The best way to decide what you think is to listen to respected scholars, but they line up equally on both sides. Andrew Michta and Judy Dempsey call the EU feckless while Stratfor and Brian Whitmore put President Putin on the back foot.

Who’s right? And with the injection of the US instigated FIFA controversy and the opportunity it affords the US to scold Russia and vice versa, what’s next? 

The Fire at Chernobyl Is a Real Danger Right Now

chernobyl

Articles with titles like Ukraine Fire Near Chernobyl Disaster Site Brought Under Control create an incorrect impression. They probably mean to reassure by suggesting that the sarcophagus that contains the ruined reactor four is not under threat.

But as I’ve been tweeting this afternoon, it’s not that simple. The forests around the Chernobyl nuclear facility have been irradiated since the event itself in April of 1986, and the forests are still toxic. A study has shown that radioactive cesium 137, for example, with a half life of 30 years, “isn’t disappearing from the environment as quickly as predicted.”

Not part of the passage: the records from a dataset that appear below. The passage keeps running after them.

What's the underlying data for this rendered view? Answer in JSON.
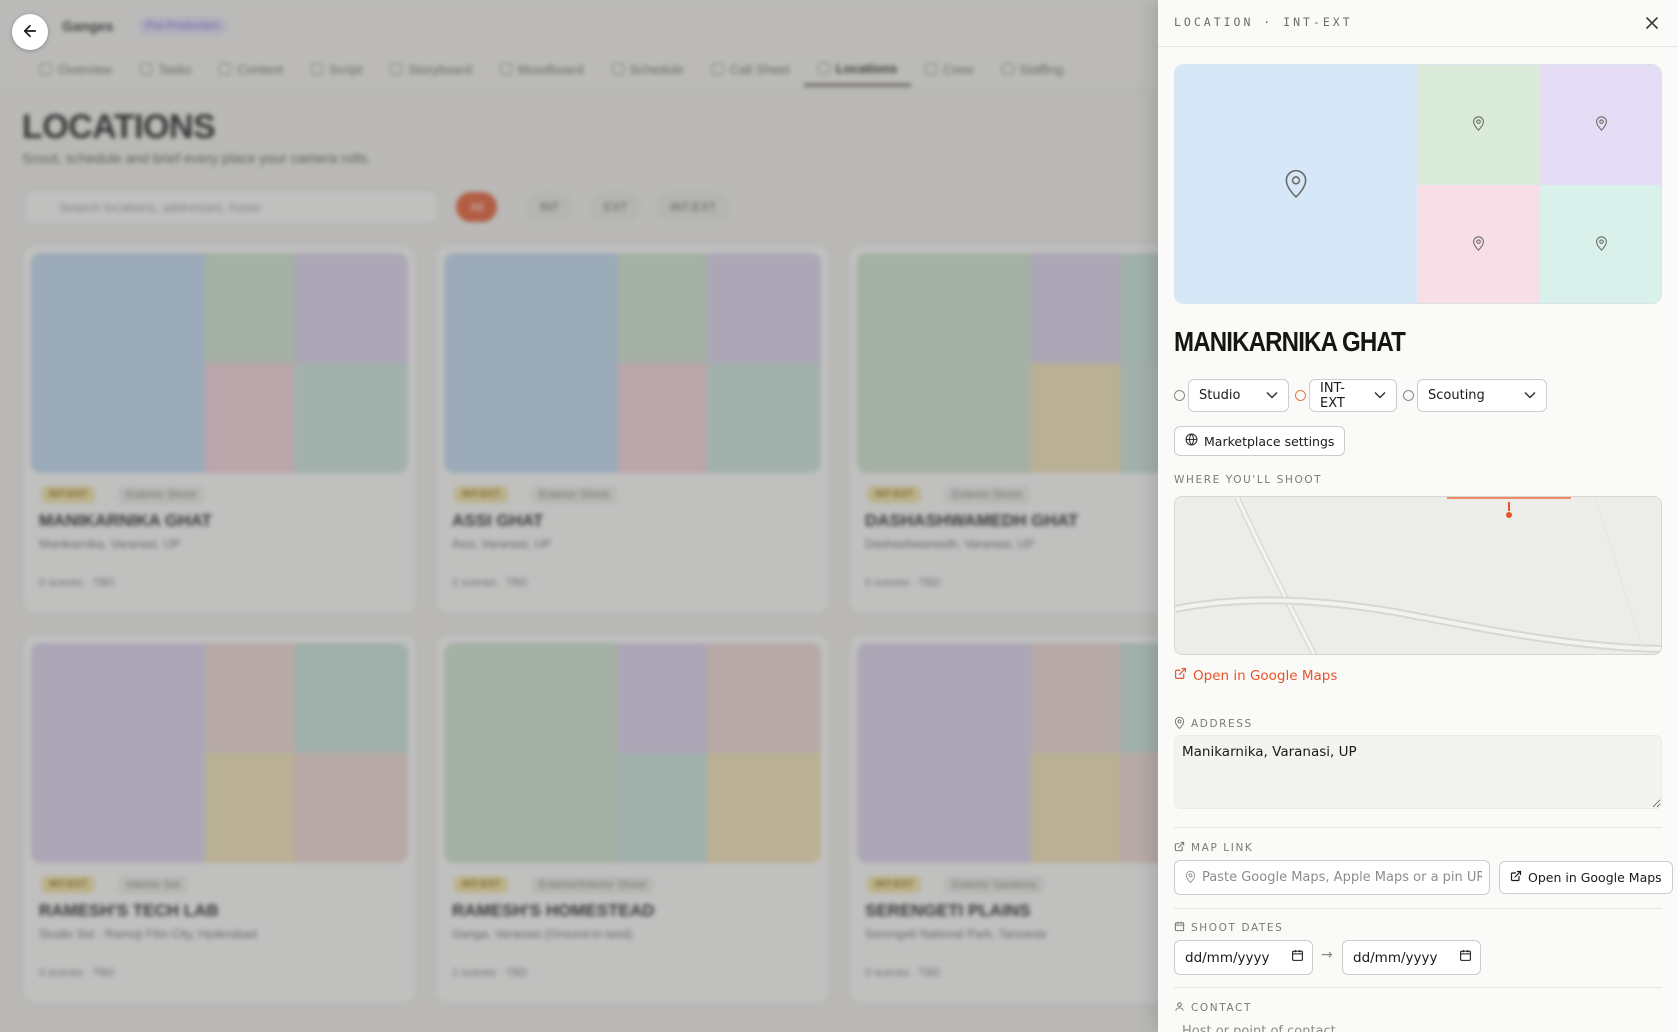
{
  "background": {
    "project_name": "Ganges",
    "project_badge": "Pre-Production",
    "tabs": [
      {
        "label": "Overview",
        "active": false
      },
      {
        "label": "Tasks",
        "active": false
      },
      {
        "label": "Content",
        "active": false
      },
      {
        "label": "Script",
        "active": false
      },
      {
        "label": "Storyboard",
        "active": false
      },
      {
        "label": "Moodboard",
        "active": false
      },
      {
        "label": "Schedule",
        "active": false
      },
      {
        "label": "Call Sheet",
        "active": false
      },
      {
        "label": "Locations",
        "active": true
      },
      {
        "label": "Crew",
        "active": false
      },
      {
        "label": "Staffing",
        "active": false
      }
    ],
    "heading": "LOCATIONS",
    "subheading": "Scout, schedule and brief every place your camera rolls.",
    "search_placeholder": "Search locations, addresses, hosts",
    "filters": [
      "All",
      "INT",
      "EXT",
      "INT-EXT"
    ],
    "cards": [
      {
        "tag": "INT-EXT",
        "tag2": "Exterior Shoot",
        "title": "MANIKARNIKA GHAT",
        "location": "Manikarnika, Varanasi, UP",
        "meta": "0 scenes · TBD",
        "colors": [
          "#c2dbf4",
          "#cfe5d0",
          "#ddd3f0",
          "#f4d3dc",
          "#cde6df"
        ]
      },
      {
        "tag": "INT-EXT",
        "tag2": "Exterior Shoot",
        "title": "ASSI GHAT",
        "location": "Assi, Varanasi, UP",
        "meta": "2 scenes · TBD",
        "colors": [
          "#c2dbf4",
          "#cfe5d0",
          "#ddd3f0",
          "#f4d3dc",
          "#cde6df"
        ]
      },
      {
        "tag": "INT-EXT",
        "tag2": "Exterior Shoot",
        "title": "DASHASHWAMEDH GHAT",
        "location": "Dashashwamedh, Varanasi, UP",
        "meta": "0 scenes · TBD",
        "colors": [
          "#cfe5d0",
          "#ddd3f0",
          "#c9e3dc",
          "#f4e5b6",
          "#cde6df"
        ]
      },
      {
        "tag": "INT-EXT",
        "tag2": "Interior Set",
        "title": "RAMESH'S TECH LAB",
        "location": "Studio Set · Ramoji Film City, Hyderabad",
        "meta": "0 scenes · TBD",
        "colors": [
          "#ddd3f0",
          "#f0d8d5",
          "#c9e3dc",
          "#f4e5b6",
          "#f0d8d5"
        ]
      },
      {
        "tag": "INT-EXT",
        "tag2": "Exterior/Interior Shoot",
        "title": "RAMESH'S HOMESTEAD",
        "location": "Ganga, Varanasi (Ground-in-land)",
        "meta": "1 scenes · TBD",
        "colors": [
          "#cfe5d0",
          "#ddd3f0",
          "#f0d8d5",
          "#c9e3dc",
          "#f4e5b6"
        ]
      },
      {
        "tag": "INT-EXT",
        "tag2": "Exterior Savanna",
        "title": "SERENGETI PLAINS",
        "location": "Serengeti National Park, Tanzania",
        "meta": "0 scenes · TBD",
        "colors": [
          "#ddd3f0",
          "#f0d8d5",
          "#c9e3dc",
          "#f4e5b6",
          "#f0d8d5"
        ]
      }
    ]
  },
  "drawer": {
    "eyebrow": "LOCATION · INT-EXT",
    "title": "MANIKARNIKA GHAT",
    "mosaic_colors": [
      "#d6e8f8",
      "#daebd9",
      "#e5ddf5",
      "#f8dee7",
      "#daf0ea"
    ],
    "selects": {
      "type": "Studio",
      "setting": "INT-EXT",
      "status": "Scouting"
    },
    "marketplace_label": "Marketplace settings",
    "where_label": "WHERE YOU'LL SHOOT",
    "open_maps_label": "Open in Google Maps",
    "address_label": "ADDRESS",
    "address_value": "Manikarnika, Varanasi, UP",
    "map_link_label": "MAP LINK",
    "map_link_placeholder": "Paste Google Maps, Apple Maps or a pin URL",
    "map_link_button": "Open in Google Maps",
    "shoot_dates_label": "SHOOT DATES",
    "date_from": "dd/mm/yyyy",
    "date_arrow": "→",
    "date_to": "dd/mm/yyyy",
    "contact_label": "CONTACT",
    "contact_hint": "Host or point of contact"
  },
  "colors": {
    "accent": "#e8542a",
    "text": "#1c1b19",
    "muted": "#7b7a76"
  }
}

Ukrainian authorities established the exclusion zone in the first place to keep people away from dangerous materials like cesium 137, strontium 90 and others. Visitors to the exclusion zone are made to sign an agreement not to wander into the woods and disturb the ground. We were instructed not even to rest a camera bag on the ground while changing batteries.

Fire needn’t reach the reactor proper to cause the dispersal of cancer causing material. It can be lifted from the forest floor into the air in clouds of smoke from the fire. People in Kyiv, Minsk and rural areas of Ukraine and Belarus must be careful not to breathe smoke from this fire.